Collected data:
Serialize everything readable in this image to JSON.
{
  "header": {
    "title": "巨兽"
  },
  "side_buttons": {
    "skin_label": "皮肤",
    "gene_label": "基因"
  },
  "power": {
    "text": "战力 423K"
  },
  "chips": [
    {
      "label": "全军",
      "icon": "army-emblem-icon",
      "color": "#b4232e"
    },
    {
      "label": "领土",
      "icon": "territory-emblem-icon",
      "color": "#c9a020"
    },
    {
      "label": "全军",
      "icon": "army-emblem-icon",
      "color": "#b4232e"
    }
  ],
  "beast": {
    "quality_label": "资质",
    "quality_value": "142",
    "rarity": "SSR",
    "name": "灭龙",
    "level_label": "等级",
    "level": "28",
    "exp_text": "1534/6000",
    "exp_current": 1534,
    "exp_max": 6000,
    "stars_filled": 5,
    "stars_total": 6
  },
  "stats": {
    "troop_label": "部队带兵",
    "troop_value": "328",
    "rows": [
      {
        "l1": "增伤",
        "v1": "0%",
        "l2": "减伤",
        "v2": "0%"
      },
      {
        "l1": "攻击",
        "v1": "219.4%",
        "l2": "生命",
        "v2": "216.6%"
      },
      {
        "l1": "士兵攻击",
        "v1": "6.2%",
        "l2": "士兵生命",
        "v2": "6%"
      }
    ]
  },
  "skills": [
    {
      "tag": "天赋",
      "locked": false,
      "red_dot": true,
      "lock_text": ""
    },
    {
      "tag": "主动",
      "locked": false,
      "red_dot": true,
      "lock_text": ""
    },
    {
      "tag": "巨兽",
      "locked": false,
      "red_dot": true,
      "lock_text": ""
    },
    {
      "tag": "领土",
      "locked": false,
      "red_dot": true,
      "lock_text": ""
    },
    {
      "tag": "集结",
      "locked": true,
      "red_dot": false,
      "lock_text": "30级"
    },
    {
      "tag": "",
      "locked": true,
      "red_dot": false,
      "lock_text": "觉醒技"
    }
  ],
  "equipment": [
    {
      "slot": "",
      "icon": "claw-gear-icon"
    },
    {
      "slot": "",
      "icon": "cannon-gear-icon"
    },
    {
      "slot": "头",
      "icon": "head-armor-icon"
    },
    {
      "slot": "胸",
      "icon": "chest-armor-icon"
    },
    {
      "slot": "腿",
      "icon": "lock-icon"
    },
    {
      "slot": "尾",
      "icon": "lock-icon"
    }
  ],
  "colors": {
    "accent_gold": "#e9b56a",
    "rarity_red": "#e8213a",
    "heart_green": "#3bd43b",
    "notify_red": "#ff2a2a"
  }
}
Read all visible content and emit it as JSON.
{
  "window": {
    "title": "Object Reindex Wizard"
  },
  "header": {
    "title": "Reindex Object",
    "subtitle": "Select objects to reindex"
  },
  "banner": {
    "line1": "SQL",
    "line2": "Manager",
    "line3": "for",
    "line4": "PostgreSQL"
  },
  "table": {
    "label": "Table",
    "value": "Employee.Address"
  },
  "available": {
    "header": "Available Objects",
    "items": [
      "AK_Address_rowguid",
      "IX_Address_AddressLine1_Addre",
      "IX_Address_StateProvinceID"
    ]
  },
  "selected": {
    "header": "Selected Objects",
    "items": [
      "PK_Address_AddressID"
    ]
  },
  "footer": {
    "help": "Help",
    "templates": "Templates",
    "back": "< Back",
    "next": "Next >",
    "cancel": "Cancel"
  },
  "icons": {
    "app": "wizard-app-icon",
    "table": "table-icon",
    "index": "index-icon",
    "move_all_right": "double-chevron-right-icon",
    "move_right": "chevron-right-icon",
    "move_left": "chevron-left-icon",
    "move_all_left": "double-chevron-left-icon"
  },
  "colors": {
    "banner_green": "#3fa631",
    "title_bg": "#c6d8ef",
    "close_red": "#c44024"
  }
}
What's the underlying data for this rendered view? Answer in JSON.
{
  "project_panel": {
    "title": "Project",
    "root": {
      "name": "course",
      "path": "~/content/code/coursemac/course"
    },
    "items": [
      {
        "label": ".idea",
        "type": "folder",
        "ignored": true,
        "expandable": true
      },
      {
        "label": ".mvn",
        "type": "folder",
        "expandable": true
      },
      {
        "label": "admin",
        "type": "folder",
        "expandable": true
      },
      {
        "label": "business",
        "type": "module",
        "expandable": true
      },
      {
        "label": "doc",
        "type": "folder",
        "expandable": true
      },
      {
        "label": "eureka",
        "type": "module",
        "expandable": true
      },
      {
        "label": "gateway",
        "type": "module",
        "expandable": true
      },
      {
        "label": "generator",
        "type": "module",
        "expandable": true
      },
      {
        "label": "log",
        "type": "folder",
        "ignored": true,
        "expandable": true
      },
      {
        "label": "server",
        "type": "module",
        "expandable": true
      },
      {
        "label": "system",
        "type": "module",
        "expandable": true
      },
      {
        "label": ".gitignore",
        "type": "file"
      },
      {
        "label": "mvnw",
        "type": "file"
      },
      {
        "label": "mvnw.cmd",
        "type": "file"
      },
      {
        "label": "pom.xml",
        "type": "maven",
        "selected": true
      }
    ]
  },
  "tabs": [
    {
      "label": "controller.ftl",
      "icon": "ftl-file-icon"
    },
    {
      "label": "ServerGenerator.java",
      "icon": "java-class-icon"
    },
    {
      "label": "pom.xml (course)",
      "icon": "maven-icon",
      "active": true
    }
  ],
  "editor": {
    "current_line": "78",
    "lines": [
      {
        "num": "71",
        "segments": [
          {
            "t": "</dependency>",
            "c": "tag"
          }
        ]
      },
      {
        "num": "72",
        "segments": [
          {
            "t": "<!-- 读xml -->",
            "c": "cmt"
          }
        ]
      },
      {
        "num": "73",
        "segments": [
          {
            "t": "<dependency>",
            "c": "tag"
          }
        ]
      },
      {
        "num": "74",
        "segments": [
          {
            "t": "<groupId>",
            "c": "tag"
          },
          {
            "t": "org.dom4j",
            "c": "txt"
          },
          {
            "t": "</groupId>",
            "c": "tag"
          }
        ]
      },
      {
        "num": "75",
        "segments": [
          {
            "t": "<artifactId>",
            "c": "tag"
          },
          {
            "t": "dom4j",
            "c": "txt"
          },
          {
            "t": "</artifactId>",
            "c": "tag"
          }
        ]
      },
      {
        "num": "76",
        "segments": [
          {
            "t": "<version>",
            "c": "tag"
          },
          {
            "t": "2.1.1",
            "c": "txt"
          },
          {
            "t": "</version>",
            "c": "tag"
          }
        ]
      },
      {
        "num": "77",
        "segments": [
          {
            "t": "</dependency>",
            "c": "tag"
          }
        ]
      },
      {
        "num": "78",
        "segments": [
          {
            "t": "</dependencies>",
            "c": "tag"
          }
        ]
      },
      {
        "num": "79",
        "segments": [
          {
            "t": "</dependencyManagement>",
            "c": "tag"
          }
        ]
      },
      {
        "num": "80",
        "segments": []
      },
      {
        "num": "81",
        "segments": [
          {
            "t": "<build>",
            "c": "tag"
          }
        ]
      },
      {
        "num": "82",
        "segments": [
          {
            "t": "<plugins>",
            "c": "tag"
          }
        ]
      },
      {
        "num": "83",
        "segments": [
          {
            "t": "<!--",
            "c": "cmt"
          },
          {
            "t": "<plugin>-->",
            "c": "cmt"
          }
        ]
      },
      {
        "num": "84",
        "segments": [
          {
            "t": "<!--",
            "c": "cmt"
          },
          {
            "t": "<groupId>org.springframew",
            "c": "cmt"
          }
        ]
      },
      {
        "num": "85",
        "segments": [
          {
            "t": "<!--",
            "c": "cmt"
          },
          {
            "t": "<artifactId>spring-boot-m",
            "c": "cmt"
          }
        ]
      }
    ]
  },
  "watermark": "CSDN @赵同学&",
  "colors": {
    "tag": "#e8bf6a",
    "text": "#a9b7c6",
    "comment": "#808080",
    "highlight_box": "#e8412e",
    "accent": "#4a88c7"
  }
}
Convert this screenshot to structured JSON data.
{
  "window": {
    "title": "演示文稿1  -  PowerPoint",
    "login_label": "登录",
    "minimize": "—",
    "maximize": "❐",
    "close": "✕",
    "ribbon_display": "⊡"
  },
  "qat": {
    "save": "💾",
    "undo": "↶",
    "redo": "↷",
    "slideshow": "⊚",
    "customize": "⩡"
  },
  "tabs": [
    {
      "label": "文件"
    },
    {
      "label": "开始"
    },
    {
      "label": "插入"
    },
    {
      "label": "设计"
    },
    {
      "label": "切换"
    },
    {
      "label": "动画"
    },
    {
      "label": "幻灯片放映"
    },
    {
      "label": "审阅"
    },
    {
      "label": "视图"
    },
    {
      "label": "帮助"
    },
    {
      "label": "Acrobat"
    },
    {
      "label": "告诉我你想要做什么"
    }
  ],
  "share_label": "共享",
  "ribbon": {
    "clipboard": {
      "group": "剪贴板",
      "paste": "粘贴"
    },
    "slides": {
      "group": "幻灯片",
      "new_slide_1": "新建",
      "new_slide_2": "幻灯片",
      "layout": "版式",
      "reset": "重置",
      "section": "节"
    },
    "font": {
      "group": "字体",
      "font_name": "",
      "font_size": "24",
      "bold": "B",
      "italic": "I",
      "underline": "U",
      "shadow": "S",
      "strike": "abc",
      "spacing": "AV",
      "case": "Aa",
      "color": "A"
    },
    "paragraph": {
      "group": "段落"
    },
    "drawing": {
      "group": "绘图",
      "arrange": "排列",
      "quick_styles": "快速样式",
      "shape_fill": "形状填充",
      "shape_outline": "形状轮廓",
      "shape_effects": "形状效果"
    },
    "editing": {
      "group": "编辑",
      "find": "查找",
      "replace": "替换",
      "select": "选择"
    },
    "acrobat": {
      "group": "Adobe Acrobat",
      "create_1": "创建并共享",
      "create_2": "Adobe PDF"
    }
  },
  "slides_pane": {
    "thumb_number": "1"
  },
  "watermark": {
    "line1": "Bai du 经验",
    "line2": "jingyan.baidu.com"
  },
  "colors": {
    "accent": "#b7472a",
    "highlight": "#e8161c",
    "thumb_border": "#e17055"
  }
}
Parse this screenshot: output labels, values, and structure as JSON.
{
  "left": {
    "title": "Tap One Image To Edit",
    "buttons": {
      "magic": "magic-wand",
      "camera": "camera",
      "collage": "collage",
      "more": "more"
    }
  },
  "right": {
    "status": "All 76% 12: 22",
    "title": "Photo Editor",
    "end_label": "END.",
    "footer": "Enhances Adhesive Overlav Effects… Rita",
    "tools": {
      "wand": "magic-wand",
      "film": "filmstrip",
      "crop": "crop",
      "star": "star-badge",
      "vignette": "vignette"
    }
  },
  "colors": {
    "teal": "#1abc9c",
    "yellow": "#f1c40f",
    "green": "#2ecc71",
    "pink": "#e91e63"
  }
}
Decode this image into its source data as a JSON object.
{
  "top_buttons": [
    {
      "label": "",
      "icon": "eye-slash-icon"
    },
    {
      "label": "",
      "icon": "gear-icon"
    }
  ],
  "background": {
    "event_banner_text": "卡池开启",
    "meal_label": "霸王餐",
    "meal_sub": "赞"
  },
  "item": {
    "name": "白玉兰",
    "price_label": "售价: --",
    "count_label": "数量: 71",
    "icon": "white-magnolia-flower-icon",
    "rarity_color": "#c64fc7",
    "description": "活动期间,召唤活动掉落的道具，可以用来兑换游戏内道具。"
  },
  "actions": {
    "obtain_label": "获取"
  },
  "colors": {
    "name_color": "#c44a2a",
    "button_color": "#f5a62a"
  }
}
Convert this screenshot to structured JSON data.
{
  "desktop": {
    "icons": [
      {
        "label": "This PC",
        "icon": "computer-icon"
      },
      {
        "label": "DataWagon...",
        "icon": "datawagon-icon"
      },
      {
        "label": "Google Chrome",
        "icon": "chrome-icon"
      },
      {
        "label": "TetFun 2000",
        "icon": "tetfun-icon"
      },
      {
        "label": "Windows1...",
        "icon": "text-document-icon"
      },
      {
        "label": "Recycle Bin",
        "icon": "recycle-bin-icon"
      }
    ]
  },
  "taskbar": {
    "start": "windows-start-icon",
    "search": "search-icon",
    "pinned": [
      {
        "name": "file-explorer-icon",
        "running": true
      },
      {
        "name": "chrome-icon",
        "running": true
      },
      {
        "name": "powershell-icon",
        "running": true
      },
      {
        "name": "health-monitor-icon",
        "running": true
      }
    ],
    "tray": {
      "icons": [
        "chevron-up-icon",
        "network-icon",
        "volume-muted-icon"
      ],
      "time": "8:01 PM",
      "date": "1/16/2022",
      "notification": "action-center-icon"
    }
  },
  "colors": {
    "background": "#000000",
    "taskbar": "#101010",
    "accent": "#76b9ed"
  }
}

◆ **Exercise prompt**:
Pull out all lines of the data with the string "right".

◆ **Task result**:
    "move_all_right": "double-chevron-right-icon",
    "move_right": "chevron-right-icon",
  "right": {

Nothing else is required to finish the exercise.